throw e;
}
}

View in TypeScript Playground

Simply throwing an exception is fine, however it would be nice to make TypeScript remind the consumer of your code to handle your exception. We can do that just by returning instead of throwing:

function parse(
date: string
): Date | InvalidDateFormatError | DateIsInFutureError {
if (!isValid(date))
return new InvalidDateFormatError("not a valid date format");
if (isInFuture(date)) return new DateIsInFutureError("date is in the future");
// ...
}
// now consumer *has* to handle the errors
let result = parse("mydate");
if (result instanceof InvalidDateFormatError) {
console.error("invalid date format", result.message);
} else if (result instanceof DateIsInFutureError) {
console.warn("date is in future", result.message);
} else {
/// use result safely
}
// alternately you can just handle all errors
if (result instanceof Error) {
console.error("error", result);
} else {
/// use result safely
}

You can also describe exceptions with special-purpose data types (don't say monads...) like the Try, Option (or Maybe), and Either data types:

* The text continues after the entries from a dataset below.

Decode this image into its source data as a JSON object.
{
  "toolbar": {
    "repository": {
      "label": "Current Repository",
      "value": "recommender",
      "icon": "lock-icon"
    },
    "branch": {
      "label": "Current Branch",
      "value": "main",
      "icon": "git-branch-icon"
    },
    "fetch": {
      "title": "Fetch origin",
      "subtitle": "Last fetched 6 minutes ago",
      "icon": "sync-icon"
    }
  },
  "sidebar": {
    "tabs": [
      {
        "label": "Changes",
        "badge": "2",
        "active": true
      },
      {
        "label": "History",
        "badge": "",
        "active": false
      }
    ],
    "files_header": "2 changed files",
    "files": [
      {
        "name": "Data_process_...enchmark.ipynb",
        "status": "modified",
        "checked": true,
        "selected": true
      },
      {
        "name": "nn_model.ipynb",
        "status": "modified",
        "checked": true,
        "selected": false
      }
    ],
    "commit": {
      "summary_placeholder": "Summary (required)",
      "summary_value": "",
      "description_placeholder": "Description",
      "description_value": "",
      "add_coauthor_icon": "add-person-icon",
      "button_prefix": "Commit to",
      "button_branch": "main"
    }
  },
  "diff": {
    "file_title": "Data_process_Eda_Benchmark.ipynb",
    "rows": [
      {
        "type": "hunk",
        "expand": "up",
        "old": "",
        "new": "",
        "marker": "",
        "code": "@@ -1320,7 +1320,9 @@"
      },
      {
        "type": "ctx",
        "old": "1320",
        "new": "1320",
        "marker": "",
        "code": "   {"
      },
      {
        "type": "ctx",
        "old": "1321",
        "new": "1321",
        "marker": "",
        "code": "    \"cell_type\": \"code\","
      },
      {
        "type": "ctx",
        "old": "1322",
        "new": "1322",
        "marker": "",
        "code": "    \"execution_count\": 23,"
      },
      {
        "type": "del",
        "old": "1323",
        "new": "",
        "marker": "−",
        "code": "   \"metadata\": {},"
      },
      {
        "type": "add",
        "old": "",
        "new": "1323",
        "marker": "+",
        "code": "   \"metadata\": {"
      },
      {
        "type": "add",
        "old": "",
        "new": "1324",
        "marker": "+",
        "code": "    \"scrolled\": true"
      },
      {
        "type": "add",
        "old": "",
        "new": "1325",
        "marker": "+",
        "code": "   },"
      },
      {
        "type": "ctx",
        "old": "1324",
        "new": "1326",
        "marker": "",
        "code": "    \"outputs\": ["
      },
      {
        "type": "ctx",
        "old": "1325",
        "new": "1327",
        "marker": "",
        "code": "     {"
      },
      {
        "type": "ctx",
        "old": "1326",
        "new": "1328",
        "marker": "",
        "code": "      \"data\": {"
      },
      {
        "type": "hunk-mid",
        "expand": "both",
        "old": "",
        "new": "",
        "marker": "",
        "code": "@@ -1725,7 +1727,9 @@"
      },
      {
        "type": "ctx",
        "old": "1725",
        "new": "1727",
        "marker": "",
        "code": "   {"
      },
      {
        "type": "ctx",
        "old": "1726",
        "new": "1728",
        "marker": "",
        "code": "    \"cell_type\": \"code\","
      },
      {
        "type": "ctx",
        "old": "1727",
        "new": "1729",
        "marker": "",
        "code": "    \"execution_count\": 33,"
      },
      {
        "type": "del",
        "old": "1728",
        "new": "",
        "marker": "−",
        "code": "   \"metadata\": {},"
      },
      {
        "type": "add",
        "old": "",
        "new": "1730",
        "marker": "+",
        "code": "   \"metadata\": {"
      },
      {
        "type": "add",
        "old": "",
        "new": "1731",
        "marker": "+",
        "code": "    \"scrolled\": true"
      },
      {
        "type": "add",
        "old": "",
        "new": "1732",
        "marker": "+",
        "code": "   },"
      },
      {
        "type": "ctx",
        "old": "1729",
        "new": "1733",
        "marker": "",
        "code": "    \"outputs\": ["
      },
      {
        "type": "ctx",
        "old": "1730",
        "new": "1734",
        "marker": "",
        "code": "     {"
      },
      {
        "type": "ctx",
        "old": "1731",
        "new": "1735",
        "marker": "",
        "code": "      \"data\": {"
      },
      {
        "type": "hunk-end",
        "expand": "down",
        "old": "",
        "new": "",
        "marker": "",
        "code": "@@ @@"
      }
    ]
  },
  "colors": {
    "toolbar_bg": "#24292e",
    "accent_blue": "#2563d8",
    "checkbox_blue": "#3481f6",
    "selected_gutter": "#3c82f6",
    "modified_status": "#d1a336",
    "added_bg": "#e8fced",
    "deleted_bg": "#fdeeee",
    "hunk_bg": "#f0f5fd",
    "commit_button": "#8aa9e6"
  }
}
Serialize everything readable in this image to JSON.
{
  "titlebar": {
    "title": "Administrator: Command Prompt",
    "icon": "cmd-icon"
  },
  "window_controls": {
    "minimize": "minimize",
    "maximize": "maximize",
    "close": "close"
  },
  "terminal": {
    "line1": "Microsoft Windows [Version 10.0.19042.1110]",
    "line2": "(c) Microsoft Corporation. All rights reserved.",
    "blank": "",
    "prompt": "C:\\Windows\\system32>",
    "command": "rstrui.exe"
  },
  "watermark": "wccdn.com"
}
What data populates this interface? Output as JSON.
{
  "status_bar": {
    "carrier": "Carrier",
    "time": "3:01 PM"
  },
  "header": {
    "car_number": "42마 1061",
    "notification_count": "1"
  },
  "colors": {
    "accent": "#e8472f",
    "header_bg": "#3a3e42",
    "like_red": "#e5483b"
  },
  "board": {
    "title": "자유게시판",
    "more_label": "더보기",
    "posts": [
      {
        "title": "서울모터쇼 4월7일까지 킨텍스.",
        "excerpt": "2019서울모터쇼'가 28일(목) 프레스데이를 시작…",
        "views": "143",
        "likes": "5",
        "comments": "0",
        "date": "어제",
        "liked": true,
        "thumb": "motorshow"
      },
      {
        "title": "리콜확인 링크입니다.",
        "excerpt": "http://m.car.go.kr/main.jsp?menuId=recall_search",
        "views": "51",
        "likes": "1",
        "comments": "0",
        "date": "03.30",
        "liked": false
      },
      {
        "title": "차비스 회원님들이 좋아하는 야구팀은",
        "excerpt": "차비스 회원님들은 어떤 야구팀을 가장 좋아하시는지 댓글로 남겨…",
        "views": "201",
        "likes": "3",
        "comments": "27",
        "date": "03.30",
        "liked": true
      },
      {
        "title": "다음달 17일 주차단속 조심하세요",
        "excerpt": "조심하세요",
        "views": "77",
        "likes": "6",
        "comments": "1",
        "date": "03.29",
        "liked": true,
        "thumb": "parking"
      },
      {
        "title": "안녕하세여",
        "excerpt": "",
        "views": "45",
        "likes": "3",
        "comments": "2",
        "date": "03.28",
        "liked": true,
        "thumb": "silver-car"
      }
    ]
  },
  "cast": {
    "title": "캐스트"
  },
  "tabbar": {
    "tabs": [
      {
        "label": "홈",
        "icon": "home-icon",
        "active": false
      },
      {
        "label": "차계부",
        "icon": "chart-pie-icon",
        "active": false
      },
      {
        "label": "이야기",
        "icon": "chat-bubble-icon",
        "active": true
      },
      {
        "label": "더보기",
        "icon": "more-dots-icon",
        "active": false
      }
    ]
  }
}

interface Option<T> {
flatMap<U>(f: (value: T) => None): None;
flatMap<U>(f: (value: T) => Option<U>): FormikOption<U>;
getOrElse(value: T): T;
}
class Some<T> implements Option<T> {
constructor(private value: T) {}
flatMap<U>(f: (value: T) => None): None;
flatMap<U>(f: (value: T) => Some<U>): Some<U>;
flatMap<U>(f: (value: T) => Option<U>): Option<U> {
return f(this.value);
}
getOrElse(): T {
return this.value;
}
}
class None implements Option<never> {
flatMap<U>(): None {
return this;
}
getOrElse<U>(value: U): U {
return value;
}
}
// now you can use it like:
let result = Option(6) // Some<number>
.flatMap((n) => Option(n * 3)) // Some<number>
.flatMap((n = new None())) // None
.getOrElse(7);
// or:
let result = ask() // Option<string>
.flatMap(parse) // Option<Date>
.flatMap((d) => new Some(d.toISOString())) // Option<string>
.getOrElse("error parsing string");